- machine learning researchers and educators seeking to use, study or extend large-scale Transformers models.
- hands-on practitioners who want to fine-tune those models or serve them in production, or both.
- engineers who just want to download a pretrained model and use it to solve a given machine learning task.
The library was designed with two strong goals in mind:
- Be as easy and fast to use as possible:
- We strongly limited the number of user-facing abstractions to learn, in fact, there are almost no abstractions, just three standard classes required to use each model: configuration, models, and a preprocessing class (tokenizer for NLP, image processor for vision, feature extractor for audio, and processor for multimodal inputs).
- All of these classes can be initialized in a simple and unified way from pretrained instances by using a common
from_pretrained()method which downloads (if needed), caches and loads the related class instance and associated data (configurations’ hyperparameters, tokenizers’ vocabulary, and models’ weights) from a pretrained checkpoint provided on Hugging Face Hub or your own saved checkpoint.

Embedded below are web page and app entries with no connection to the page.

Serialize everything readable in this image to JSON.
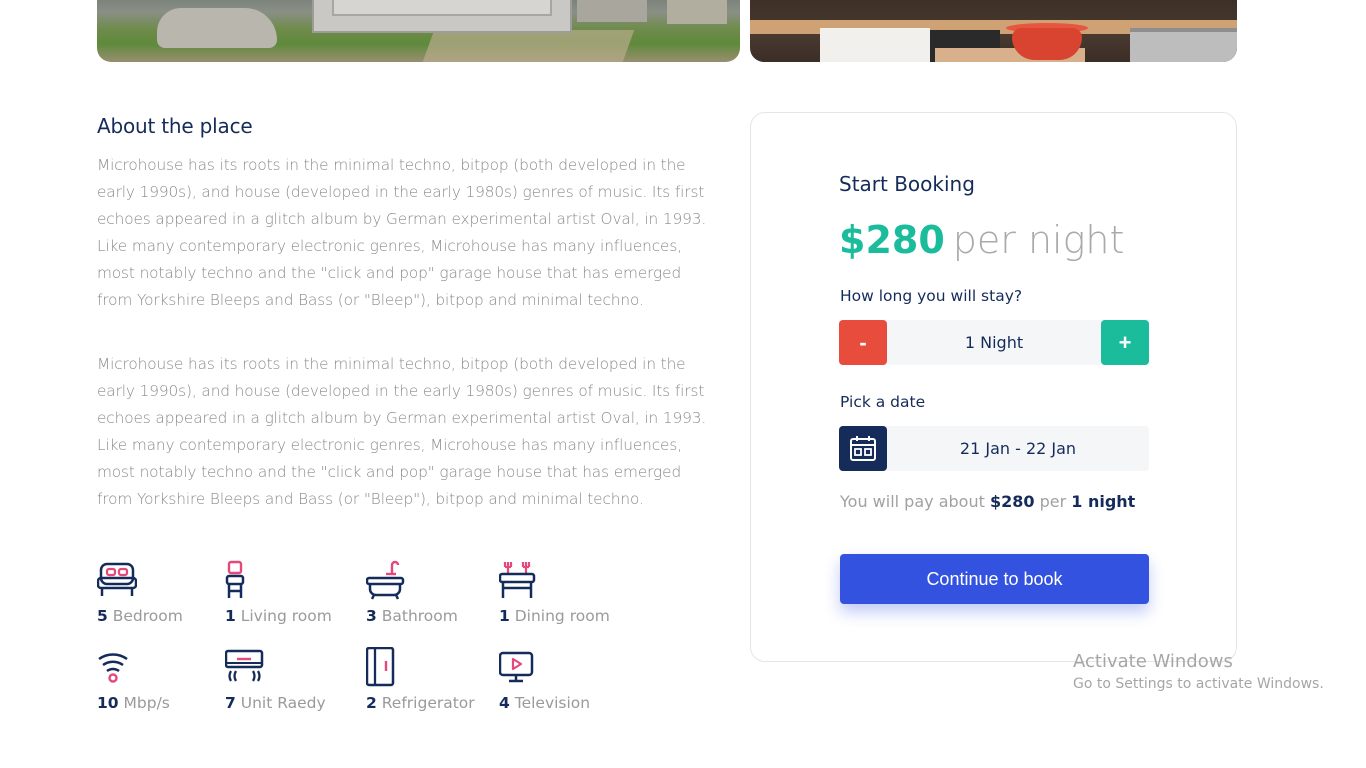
{
  "about": {
    "title": "About the place",
    "paragraphs": [
      "Microhouse has its roots in the minimal techno, bitpop (both developed in the early 1990s), and house (developed in the early 1980s) genres of music. Its first echoes appeared in a glitch album by German experimental artist Oval, in 1993. Like many contemporary electronic genres, Microhouse has many influences, most notably techno and the \"click and pop\" garage house that has emerged from Yorkshire Bleeps and Bass (or \"Bleep\"), bitpop and minimal techno.",
      "Microhouse has its roots in the minimal techno, bitpop (both developed in the early 1990s), and house (developed in the early 1980s) genres of music. Its first echoes appeared in a glitch album by German experimental artist Oval, in 1993. Like many contemporary electronic genres, Microhouse has many influences, most notably techno and the \"click and pop\" garage house that has emerged from Yorkshire Bleeps and Bass (or \"Bleep\"), bitpop and minimal techno."
    ]
  },
  "features": [
    {
      "icon": "bed-icon",
      "count": "5",
      "label": "Bedroom"
    },
    {
      "icon": "chair-icon",
      "count": "1",
      "label": "Living room"
    },
    {
      "icon": "bathtub-icon",
      "count": "3",
      "label": "Bathroom"
    },
    {
      "icon": "dining-table-icon",
      "count": "1",
      "label": "Dining room"
    },
    {
      "icon": "wifi-icon",
      "count": "10",
      "label": "Mbp/s"
    },
    {
      "icon": "air-conditioner-icon",
      "count": "7",
      "label": "Unit Raedy"
    },
    {
      "icon": "refrigerator-icon",
      "count": "2",
      "label": "Refrigerator"
    },
    {
      "icon": "television-icon",
      "count": "4",
      "label": "Television"
    }
  ],
  "booking": {
    "title": "Start Booking",
    "price": "$280",
    "per": "per night",
    "stay_label": "How long you will stay?",
    "minus_label": "-",
    "plus_label": "+",
    "nights_value": "1 Night",
    "date_label": "Pick a date",
    "date_value": "21 Jan - 22 Jan",
    "pay_prefix": "You will pay about",
    "pay_amount": "$280",
    "pay_per": "per",
    "pay_nights": "1 night",
    "cta_label": "Continue to book"
  },
  "colors": {
    "primary": "#152c5b",
    "accent_green": "#1abc9c",
    "accent_red": "#e74c3c",
    "cta_blue": "#3252df",
    "icon_pink": "#e5497b"
  },
  "watermark": {
    "title": "Activate Windows",
    "subtitle": "Go to Settings to activate Windows."
  }
}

- On top of those three base classes, the library provides two APIs: pipeline() for quickly
using a model for inference on a given task and Trainer to quickly train or fine-tune a PyTorch model (all TensorFlow models are compatible with
- As a consequence, this library is NOT a modular toolbox of building blocks for neural nets. If you want to extend or build upon the library, just use regular Python, PyTorch, TensorFlow, Keras modules and inherit from the base classes of the library to reuse functionalities like model loading and saving. If you’d like to learn more about our coding philosophy for models, check out our Repeat Yourself blog post.

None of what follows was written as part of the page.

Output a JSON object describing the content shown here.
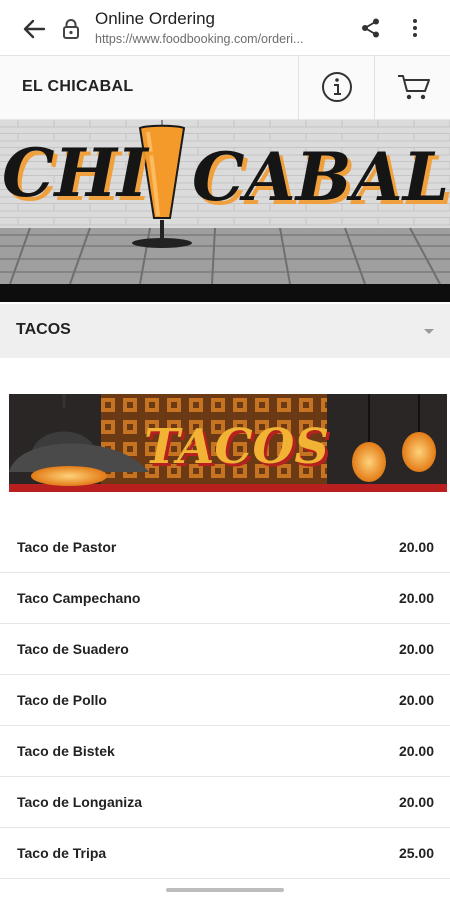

- Provide state-of-the-art models with performances as close as possible to the original models:
- We provide at least one example for each architecture which reproduces a result provided by the official authors of said architecture.
- The code is usually as close to the original code base as possible which means some PyTorch code may be not as pytorchic as it could be as a result of being converted TensorFlow code and vice versa.
A few other goals:
Expose the models’ internals as consistently as possible:
- We give access, using a single API, to the full hidden-states and attention weights.
- The preprocessing classes and base model APIs are standardized to easily switch between models.
Incorporate a subjective selection of promising tools for fine-tuning and investigating these models:
- A simple and consistent way to add new tokens to the vocabulary and embeddings for fine-tuning.
- Simple ways to mask and prune Transformer heads.
Easily switch between PyTorch, TensorFlow 2.0 and Flax, allowing training with one framework and inference with another.
The library is built around three types of classes for each model:
- Model classes can be PyTorch models (torch.nn.Module), Keras models (tf.keras.Model) or JAX/Flax models (flax.linen.Module) that work with the pretrained weights provided in the library.
- Configuration classes store the hyperparameters required to build a model (such as the number of layers and hidden size). You don’t always need to instantiate these yourself. In particular, if you are using a pretrained model without any modification, creating the model will automatically take care of instantiating the configuration (which is part of the model).
- Preprocessing classes convert the raw data into a format accepted by the model. A tokenizer stores the vocabulary for each model and provide methods for encoding and decoding strings in a list of token embedding indices to be fed to a model. Image processors preprocess vision inputs, feature extractors preprocess audio inputs, and a processor handles multimodal inputs.
All these classes can be instantiated from pretrained instances, saved locally, and shared on the Hub with three methods:
from_pretrained()lets you instantiate a model, configuration, and preprocessing class from a pretrained version either provided by the library itself (the supported models can be found on the Model Hub) or stored locally (or on a server) by the user.
save_pretrained()lets you save a model, configuration, and preprocessing class locally so that it can be reloaded using
push_to_hub()lets you share a model, configuration, and a preprocessing class to the Hub, so it is easily accessible to everyone.